Manifesting goes mainstream
Hello Wonderful Readers!
This week, we all heaved a great sigh of relief as the United States welcomed compassionate, competent leaders who seem to actually give a shit about humanity.
And Bernie memes. Keep em up, good people of the internet!
For real, tho - raise your hand if you can get down with this sentiment:
Also this week, my New York Times app suggested an article about manifesting (they know me so well). I was instantly drawn to the clever title, “Manifesting, for the Rest of Us” and the image of hands lighting a red candle.
A Seinfeld reference on top of a witchcraft reference? Baby, I am here for it.
The article talks about manifesting, the law of attraction, and The Secret, which is cheesy but still kind of worth reading.
I’ll admit, I was tickled to see such a woo topic, even after seeing real evidence of its effect, in an esteemed publication like The Times.
Personally, I started practicing manifesting about four years ago, right around the beginning of the Trump administration. I was recovering from a severe depressive episode, one that caused me to move back home with my parents for a few months because I was unable to write, work, or otherwise take care of myself.
The idea that I had the power to create the life I wanted was especially appealing at a time when I felt a complete lack of control. That I could attract positive changes by raising my own vibration, and good things would come if I could open my mind and heart to receiving them sounded like a welcome change from lying face-down in a hole I’d dug myself into.
So, I started practicing manifesting and never looked back.
Since that time, I’ve manifested:
My running coach, Jenn Shelton, one of my personal sheros
A running sponsorship from Hammer Nutrition
My first house
Cash to pay for said house
I’d even say I manifested race times. On two occasions, I finished ultramarathons in the exact time I held in my mind throughout the race.

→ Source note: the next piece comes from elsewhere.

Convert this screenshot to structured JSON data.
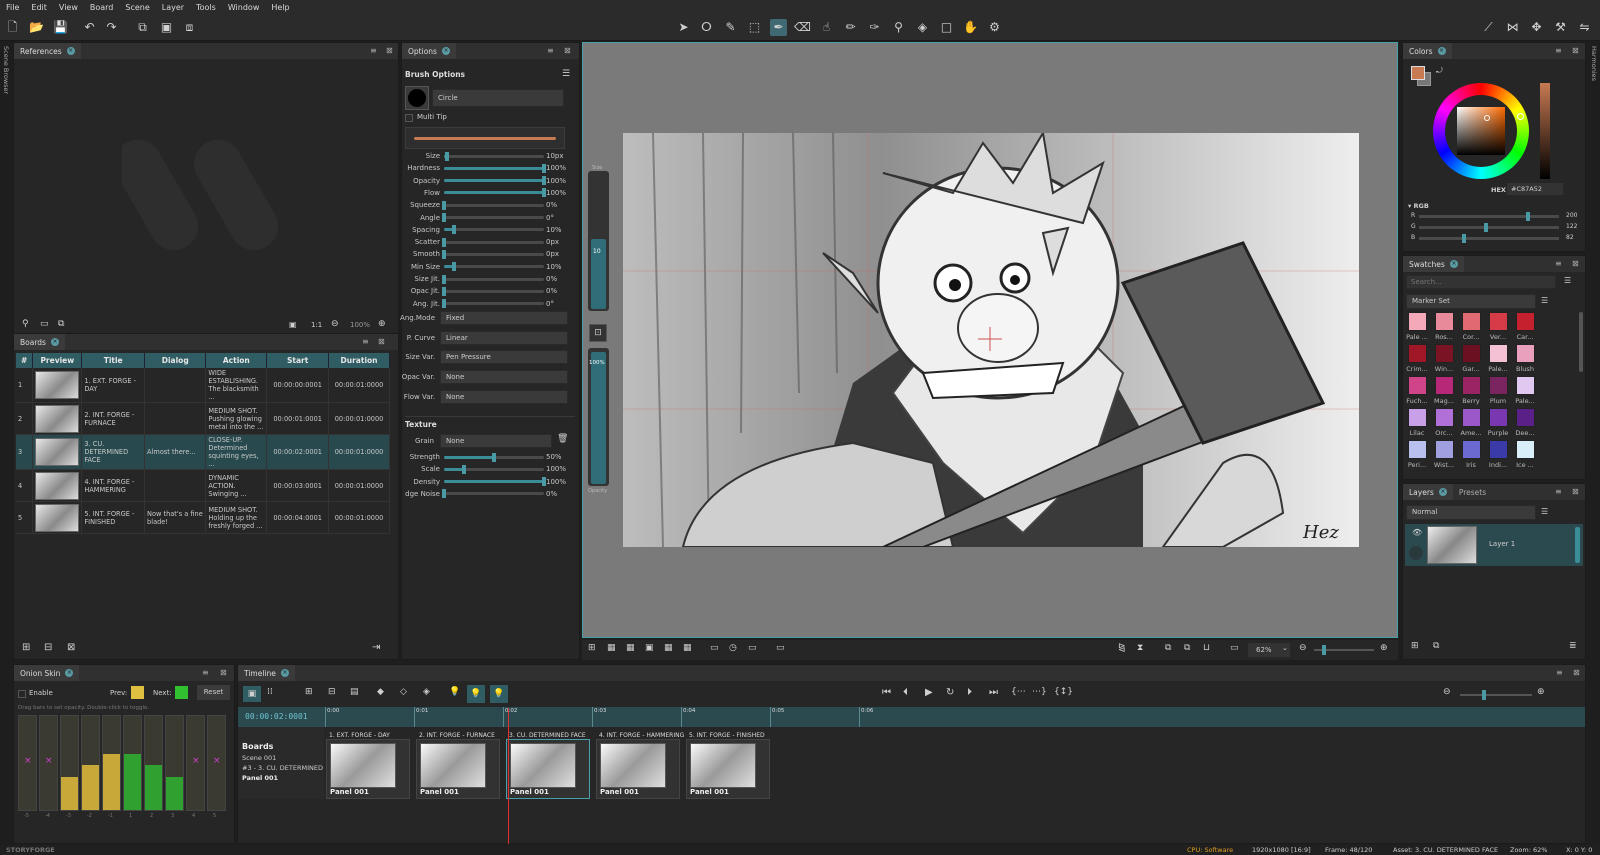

One was Siskiyou Outback 50k, which I finished in 5:38 (30 mins faster than my previous 50k record) and the other was Waldo 100k, which I finished in 14 and a half hours.
On both occasions, I focused hard on the number but never shared it with anyone else.
Of course, every one of these manifestations involved a lot more work on my part than simply wishing for it. Finishing any ultra requires months of commitment to daily practice. Buying a house is one of the most complicated processes I’ve ever taken part in. Even something as basic as sponsorship involved time and effort.
But all that work felt so much more meaningful when I knew it was moving me closer to a vision I’d been focusing on for hours, days, or months.
Manifesting also helped me get crystal clear on what I wanted. When you know what you want, you don’t waste time pursuing things that aren’t that.
The key is not only to speak or write down what you want but to imagine the experience of having it.
For example, when Jason and I were talking about buying a house, I would write down or say out loud, “I’m so happy and grateful we found the house of our dreams with enough land to have two dog yards and a large garden and we’re within a day’s drive of my family in New Jersey.” I did this every day for almost six months, getting so clear on what I wanted that I knew the first house we made an offer on wasn’t it.
But the day I pulled the plug on that house, my husband sent me a link to the one I’m standing in right now. It was perfect and now it has three big fenced-in areas, two for dogs and one for my garden.
Another benefit is that manifesting encourages you to keep your vibe high. Saying you’re happy and grateful and open to receiving all the blessings of the universe won’t work if you’re really focused on something that makes you feel like shit.
This past year, it’s been challenging to maintain any degree of positivity. Just a quick glance at the headlines or social media feed can feel like an assault on the psyche.
Even without doom scrolling, the air’s been abuzz with fear, rage, and a very real threat to our lives.
This brings me to another interesting point this article makes:
The law of attraction is tainted as well by an undercurrent of racism, one obvious enough to have spawned its own meme, “Maybe you manifested. Maybe it’s white privilege.”
I’ll admit that a lot of what I have came easily to me because I’m a white, cisgender woman from an upper-middle-class family. I know it’s not enough for me to simply acknowledge this and be on my way, so one thing I make sure to do is support businesses, creatives, and entrepreneurs who face layers of discrimination I’ll never experience.
That being said, the law of attraction does impart a message of personal responsibility that can come off as shaming. Basically, it says that if you’re not as happy, healthy, wealthy, or beautiful as you want to be, it’s because that’s the reality you created for yourself.
Let’s just say “fuck that” for a moment and try to see this another way.
I think the more significant message is empowerment. I think believing you have the ability to influence your own reality, whether that means changing your environment or just getting a Power Ranger toy you really want, is a force in and of itself.
And, honestly, having faith in that belief is the hardest part.
I could go on forever, but I’ll leave you here.
What do you think about all this? If you know any tips or tricks to manifesting, please share them by replying to this email.
Until next time, loves!